I do not agree with this bail-out plan, because it doesn't hold those responsible accountable for their actions, but I do admit it is a positive thing for the market. So now we have the Bush bail-out plan in place, which could help many of the 6.5 million subprime loan holders.

There still may be some fallout to the bail-out plan if the investors who invested in subprime packages go to court over the change in terms regarding the contracts. We may not be out of woods yet on the subprime problem, but we are seeing some stability come back into the financial sector. The XLF now has positive divergence on the it's oscillators in the weekly timeframe (4th chart down).

Here is his XLF chart:

With a bullish outlook on the S&P:

Has S&P Volatility lost rising support? Next levels to watch are at 16, 13, then 10.

Richard Lehman hadn't commented on Friday's action, but here are his prior day comments:

12/20 -- Unusual day. The Dow was up a mere .29% while the Naz was up 1.5% and the Qs were up 2%. Short term uptrends continue, but are still pretty narrow and not very steep. We're into the Santa Claus rally period now, and that may help, but this does not look like an uptrend that can last. I'm still cautiously long.

12/19 -- Today's action is NOT positive. Some things have not even broken to uptrends, and those that have are anemic. If this doesn't pick up some upward momentum soon, it could be in serious jeopardy of rekindling the downtrends. Santa Claus Rallies are not a given. If the short term charts turn down, I'd get out.

12/18 -- Some positive short term action today. A couple of indices (RUT and XAU) touched lower ST trend lines and bounced nicely.
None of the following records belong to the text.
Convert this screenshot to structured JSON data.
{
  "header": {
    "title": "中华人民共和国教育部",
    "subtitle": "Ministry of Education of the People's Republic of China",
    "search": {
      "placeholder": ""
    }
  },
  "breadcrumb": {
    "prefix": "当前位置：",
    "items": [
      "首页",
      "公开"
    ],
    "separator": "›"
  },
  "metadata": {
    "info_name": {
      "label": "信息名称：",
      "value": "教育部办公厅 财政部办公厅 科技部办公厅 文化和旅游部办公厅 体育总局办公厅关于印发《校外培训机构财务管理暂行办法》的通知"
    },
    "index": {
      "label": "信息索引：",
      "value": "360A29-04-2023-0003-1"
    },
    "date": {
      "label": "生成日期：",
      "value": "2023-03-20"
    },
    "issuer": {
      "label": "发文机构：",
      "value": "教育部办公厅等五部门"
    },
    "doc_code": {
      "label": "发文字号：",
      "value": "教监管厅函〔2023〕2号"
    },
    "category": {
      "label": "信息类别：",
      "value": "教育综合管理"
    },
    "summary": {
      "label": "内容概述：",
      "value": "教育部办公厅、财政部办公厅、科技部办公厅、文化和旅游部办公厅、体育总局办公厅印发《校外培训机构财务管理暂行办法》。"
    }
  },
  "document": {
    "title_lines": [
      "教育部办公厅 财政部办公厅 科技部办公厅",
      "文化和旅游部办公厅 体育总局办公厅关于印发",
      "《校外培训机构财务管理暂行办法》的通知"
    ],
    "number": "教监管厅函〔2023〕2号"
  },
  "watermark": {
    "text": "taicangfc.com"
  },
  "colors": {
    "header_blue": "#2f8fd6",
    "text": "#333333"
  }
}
Very little action officially broke out to the upside on the bounce, but depending on how you draw channels, a few may have (like SPX). Tomorrow morning should tell us right away if we're breaking back upward in the short term or not. (Btw...according to my colleague, the Xmas rally doesn't officially begin until Friday for those who track it.)Now, the long term still has damage. We'll need a good Xmas rally to take us out of harm's way.

12/17 -- Things are getting worse fast. Several indices (like Naz) have accelerated their downtrends. Others (like QQQQ) have broken upchannels. The small caps look terrible. Gold and oil and tech stocks are all now in ST downtrends.

The bigger picture is coming more into focus. The tentative long term break I described on the SPX daily three-year may be happening. The equity indices bounced of long term uptrends in August and again in November. But the November bounce has almost been completely undone now. That says the indices may have reversed and will soon break those multi-month and multi-year upchannels. That will signal a bear market reversal if it occurs.

Finally - as for trade signals, Jack Chan has a 'buy' in the United Sates Oil Fund:

With a likely 'buy' signal soon to follow for GLD:

Have a good Christmas - next post will likely be in the New Year.